Problem description: From the entries below, count every line that contains the word "true". Please give the number and nothing else.

★ ★ ★

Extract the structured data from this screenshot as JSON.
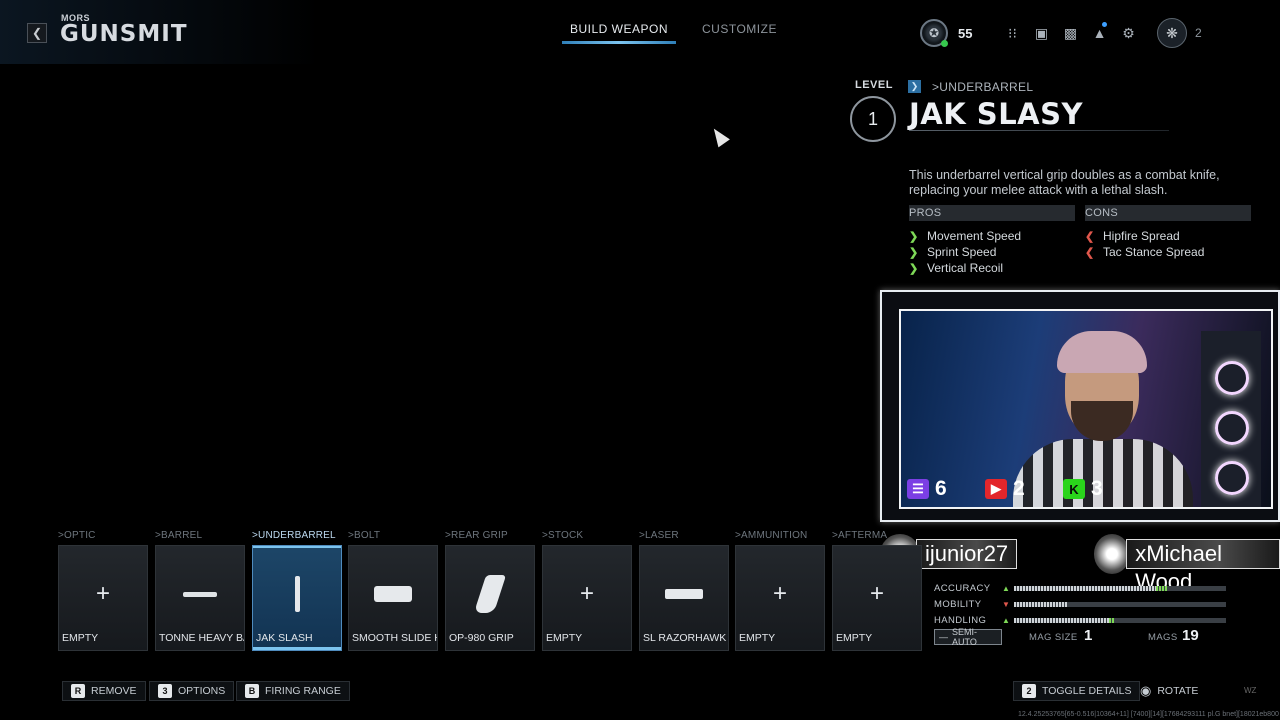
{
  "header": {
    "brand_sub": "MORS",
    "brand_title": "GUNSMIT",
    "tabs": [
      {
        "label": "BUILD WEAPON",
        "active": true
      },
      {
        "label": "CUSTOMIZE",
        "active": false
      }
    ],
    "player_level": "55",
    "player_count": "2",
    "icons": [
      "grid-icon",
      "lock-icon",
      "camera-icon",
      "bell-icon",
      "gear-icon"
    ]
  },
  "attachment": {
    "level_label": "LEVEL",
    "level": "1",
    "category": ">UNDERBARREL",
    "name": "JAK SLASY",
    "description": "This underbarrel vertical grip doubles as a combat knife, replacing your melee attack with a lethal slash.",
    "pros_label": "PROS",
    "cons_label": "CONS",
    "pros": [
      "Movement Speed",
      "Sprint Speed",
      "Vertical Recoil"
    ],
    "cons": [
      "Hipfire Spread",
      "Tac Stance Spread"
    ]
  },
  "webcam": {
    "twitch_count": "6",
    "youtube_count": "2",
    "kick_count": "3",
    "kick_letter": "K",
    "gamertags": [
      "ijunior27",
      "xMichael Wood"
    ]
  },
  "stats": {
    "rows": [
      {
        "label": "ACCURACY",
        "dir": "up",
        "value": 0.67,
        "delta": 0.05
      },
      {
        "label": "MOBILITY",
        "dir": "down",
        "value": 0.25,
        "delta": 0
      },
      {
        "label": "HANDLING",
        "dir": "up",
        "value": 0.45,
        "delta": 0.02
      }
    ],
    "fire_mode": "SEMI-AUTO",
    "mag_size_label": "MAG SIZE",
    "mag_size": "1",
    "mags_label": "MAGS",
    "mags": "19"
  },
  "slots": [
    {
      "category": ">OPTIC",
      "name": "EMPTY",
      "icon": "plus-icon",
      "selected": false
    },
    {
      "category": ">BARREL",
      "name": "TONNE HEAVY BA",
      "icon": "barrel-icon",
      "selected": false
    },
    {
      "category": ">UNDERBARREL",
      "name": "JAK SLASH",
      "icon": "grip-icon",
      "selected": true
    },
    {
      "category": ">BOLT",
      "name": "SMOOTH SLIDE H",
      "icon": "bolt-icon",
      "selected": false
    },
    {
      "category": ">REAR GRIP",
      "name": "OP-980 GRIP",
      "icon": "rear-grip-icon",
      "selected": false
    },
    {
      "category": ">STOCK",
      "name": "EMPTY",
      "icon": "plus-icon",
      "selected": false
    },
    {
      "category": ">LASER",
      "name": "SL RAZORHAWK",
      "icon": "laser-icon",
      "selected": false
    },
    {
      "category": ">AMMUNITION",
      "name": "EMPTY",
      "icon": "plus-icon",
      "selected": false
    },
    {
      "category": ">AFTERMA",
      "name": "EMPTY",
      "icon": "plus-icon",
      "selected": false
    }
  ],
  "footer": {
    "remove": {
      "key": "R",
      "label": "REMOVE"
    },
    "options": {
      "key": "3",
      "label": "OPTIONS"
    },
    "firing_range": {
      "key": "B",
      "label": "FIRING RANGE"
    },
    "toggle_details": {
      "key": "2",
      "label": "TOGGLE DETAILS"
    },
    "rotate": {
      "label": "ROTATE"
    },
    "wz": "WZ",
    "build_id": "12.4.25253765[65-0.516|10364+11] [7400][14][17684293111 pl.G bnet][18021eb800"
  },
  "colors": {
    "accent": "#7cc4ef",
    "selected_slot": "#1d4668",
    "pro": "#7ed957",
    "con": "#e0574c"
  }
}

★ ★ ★

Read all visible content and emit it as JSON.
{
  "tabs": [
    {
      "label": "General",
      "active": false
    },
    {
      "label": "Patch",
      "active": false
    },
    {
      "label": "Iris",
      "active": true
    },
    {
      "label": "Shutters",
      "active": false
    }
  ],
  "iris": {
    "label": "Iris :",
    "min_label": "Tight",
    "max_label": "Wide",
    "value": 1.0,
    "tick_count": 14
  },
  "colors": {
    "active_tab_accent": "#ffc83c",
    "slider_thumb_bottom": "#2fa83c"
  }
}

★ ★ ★

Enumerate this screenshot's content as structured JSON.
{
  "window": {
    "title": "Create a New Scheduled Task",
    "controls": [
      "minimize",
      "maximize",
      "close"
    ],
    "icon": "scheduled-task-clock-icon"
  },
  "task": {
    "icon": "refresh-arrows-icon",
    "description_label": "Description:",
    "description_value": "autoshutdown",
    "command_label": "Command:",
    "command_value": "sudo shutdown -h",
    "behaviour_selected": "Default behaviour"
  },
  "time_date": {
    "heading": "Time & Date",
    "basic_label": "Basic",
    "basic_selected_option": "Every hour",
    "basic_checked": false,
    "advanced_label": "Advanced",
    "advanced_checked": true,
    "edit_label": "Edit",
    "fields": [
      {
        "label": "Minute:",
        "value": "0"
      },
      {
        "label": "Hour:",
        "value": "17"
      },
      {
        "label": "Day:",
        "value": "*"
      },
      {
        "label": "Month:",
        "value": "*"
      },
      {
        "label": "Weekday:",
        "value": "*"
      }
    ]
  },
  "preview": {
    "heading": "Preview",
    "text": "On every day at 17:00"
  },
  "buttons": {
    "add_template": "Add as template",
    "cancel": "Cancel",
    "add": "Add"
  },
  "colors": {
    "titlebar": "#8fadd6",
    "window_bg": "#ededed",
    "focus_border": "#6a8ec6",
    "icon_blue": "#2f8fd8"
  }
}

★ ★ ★

Solved exercise: 4